Republican Rep. Peggy Bennett of Albert Lea said the legislation makes sense. Bennett, a teacher, said she thinks her school colleagues will be comfortable with the layoff policy changes.
"This is not about picking on teachers," she said. "We have awesome teachers. I know many, many good teachers in my district and outside of my district. What this bill does is that in the unfortunate event of a layoff, it allows us to keep the best teachers."
Business groups, including the Minnesota Chamber of Commerce, support the bill. The state teacher's union, Education Minnesota, opposes it, as do most Democrats in the state Legislature.
DFL Rep. Jim Davnie of Minneapolis, who is also a teacher, warned that the bill will result in unhealthy competition among educators.
"It turns that collaborative culture on its head and says look out for yourself, look out for number one and don't look out for your kids. Don't look out for the other students in your school by sharing and collaborating and working with your fellow staff," he said.
Gov. Mark Dayton vetoed a similar teacher layoff bill in 2012. He said this week that he'll wait to see what develops with the legislation this session before making a judgment. Still, the Democratic governor said Republicans are focusing on the wrong education issue.
"Less than 2 percent of Minnesota teachers are laid off in the last five years, even during the recession and the cutbacks in funding," Dayton said. "Meanwhile, a third of the teachers leave the profession in less than five years. So, the real issue we have in terms of the quality of education for our kids is about recruiting and retaining good teachers."
Democrats in the Minnesota Senate are also resistant to the proposed seniority changes, even though DFL Sen. Terri Bonoff of Minnetonka is pushing a bill there. Bonoff said she'll get a committee hearing next week.
"Do I think that I've got the votes to get that bill off the Senate floor? No, I don't think I do," Bonoff said.
But even without Senate passage, Bonoff said the House action will keep the issue alive for end-of-session negotiations. She said she remains optimistic.
"I think that it won't be an easy path. But it is my belief that when we adjourn ... that this provision will be part of the final deal," Bonoff said.
DFL Sen. Majority Leader Tom Bakk of Cook said it's wrong for the Legislature to get involved in the collective bargaining process.

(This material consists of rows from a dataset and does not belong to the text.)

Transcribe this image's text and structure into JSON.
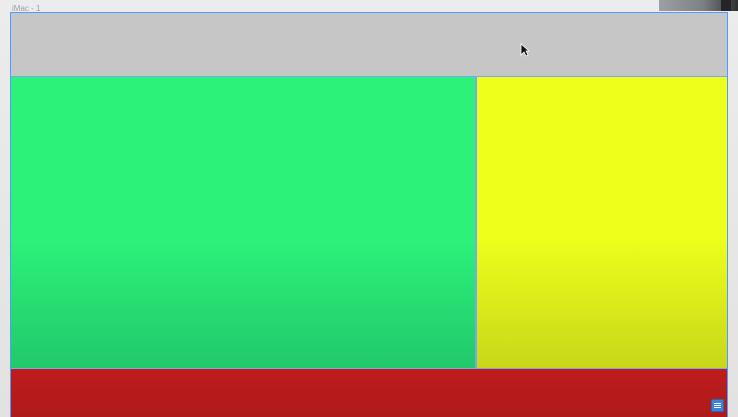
{
  "canvas": {
    "frame_label": "iMac - 1",
    "background_color": "#e7e7e7"
  },
  "artboard": {
    "sections": [
      {
        "name": "header-block",
        "color": "#c6c6c6"
      },
      {
        "name": "main-block",
        "color": "#2df27a"
      },
      {
        "name": "side-block",
        "color": "#edff1b"
      },
      {
        "name": "footer-block",
        "color": "#bf1c1d"
      }
    ]
  },
  "icons": {
    "cursor": "cursor-icon",
    "bottom_right": "list-icon"
  }
}
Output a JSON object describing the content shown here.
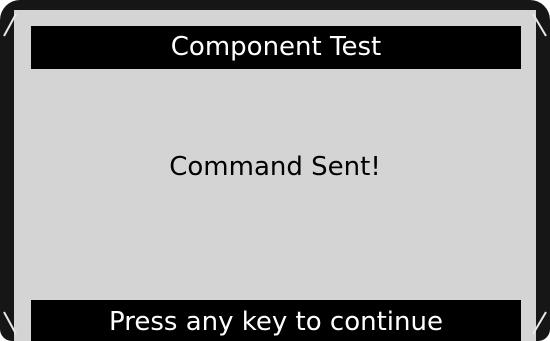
{
  "screen": {
    "title": "Component Test",
    "message": "Command Sent!",
    "footer": "Press any key to continue"
  },
  "colors": {
    "bezel": "#161616",
    "screen_background": "#d4d4d4",
    "bar_background": "#000000",
    "bar_text": "#ffffff",
    "body_text": "#000000"
  }
}
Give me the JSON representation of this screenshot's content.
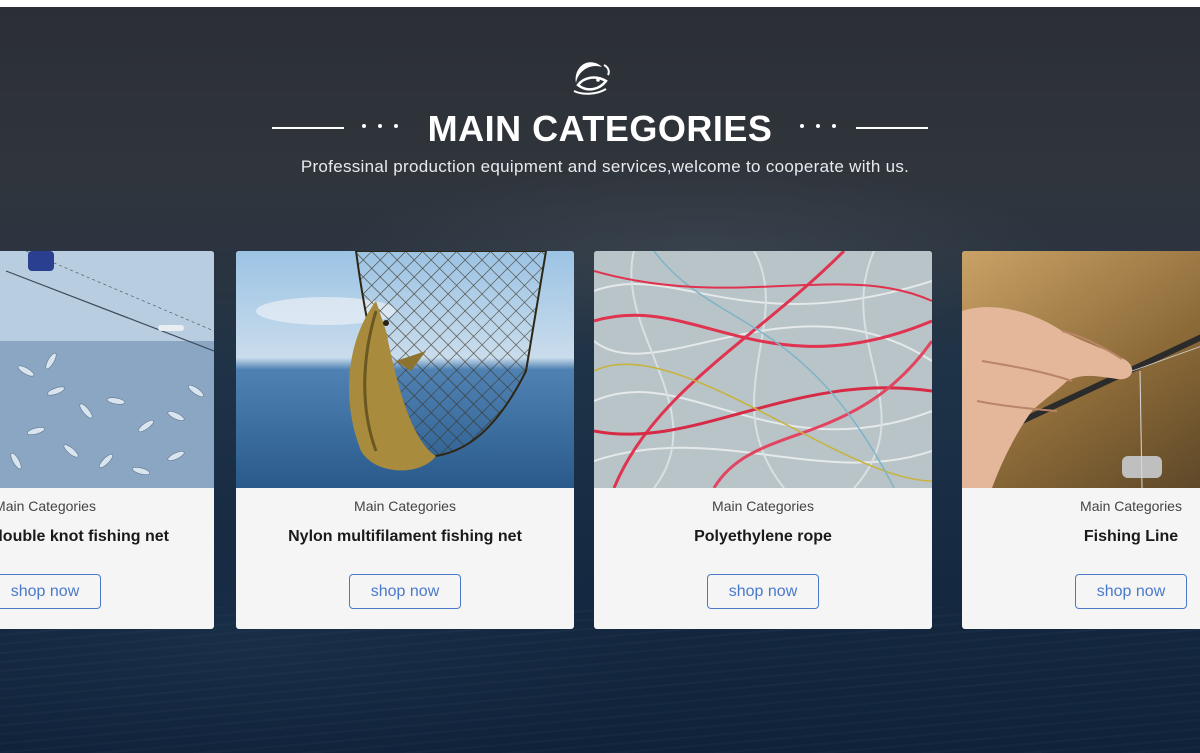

Still, Bakk anticipates the full Senate will take a vote on the issue sometime this session, probably as a floor amendment to another bill.